| Prompt |
Whenever a picture appears, leave it out while repeating all the other data exactly.

| Data listing |

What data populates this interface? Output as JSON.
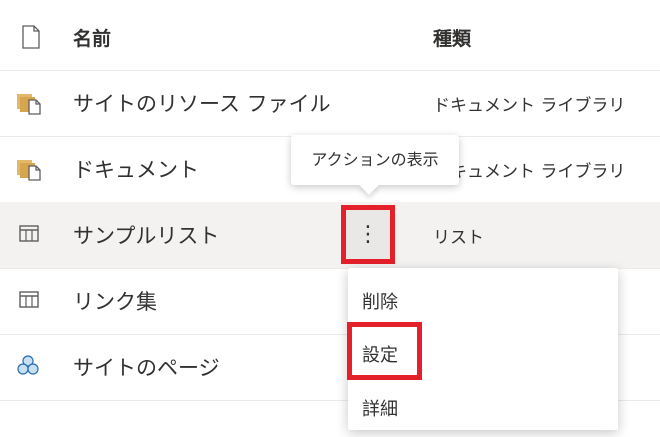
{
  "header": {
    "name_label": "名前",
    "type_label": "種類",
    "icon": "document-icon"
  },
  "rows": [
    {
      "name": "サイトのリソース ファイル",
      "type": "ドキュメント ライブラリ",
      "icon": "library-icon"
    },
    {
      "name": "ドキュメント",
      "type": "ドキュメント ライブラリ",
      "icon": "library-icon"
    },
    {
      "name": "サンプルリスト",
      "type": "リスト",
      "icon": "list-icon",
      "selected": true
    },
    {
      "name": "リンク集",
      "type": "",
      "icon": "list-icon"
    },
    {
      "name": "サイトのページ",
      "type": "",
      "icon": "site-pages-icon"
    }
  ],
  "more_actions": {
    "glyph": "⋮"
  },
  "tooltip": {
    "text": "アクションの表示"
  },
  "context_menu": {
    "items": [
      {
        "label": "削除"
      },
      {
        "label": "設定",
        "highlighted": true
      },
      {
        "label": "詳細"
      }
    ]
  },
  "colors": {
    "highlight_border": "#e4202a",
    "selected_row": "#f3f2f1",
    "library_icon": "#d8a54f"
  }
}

| Answer to this problem |
What data populates this interface? Output as JSON.
{
  "header": {
    "name_label": "名前",
    "type_label": "種類",
    "icon": "document-icon"
  },
  "rows": [
    {
      "name": "サイトのリソース ファイル",
      "type": "ドキュメント ライブラリ",
      "icon": "library-icon"
    },
    {
      "name": "ドキュメント",
      "type": "ドキュメント ライブラリ",
      "icon": "library-icon"
    },
    {
      "name": "サンプルリスト",
      "type": "リスト",
      "icon": "list-icon",
      "selected": true
    },
    {
      "name": "リンク集",
      "type": "",
      "icon": "list-icon"
    },
    {
      "name": "サイトのページ",
      "type": "",
      "icon": "site-pages-icon"
    }
  ],
  "more_actions": {
    "glyph": "⋮"
  },
  "tooltip": {
    "text": "アクションの表示"
  },
  "context_menu": {
    "items": [
      {
        "label": "削除"
      },
      {
        "label": "設定",
        "highlighted": true
      },
      {
        "label": "詳細"
      }
    ]
  },
  "colors": {
    "highlight_border": "#e4202a",
    "selected_row": "#f3f2f1",
    "library_icon": "#d8a54f"
  }
}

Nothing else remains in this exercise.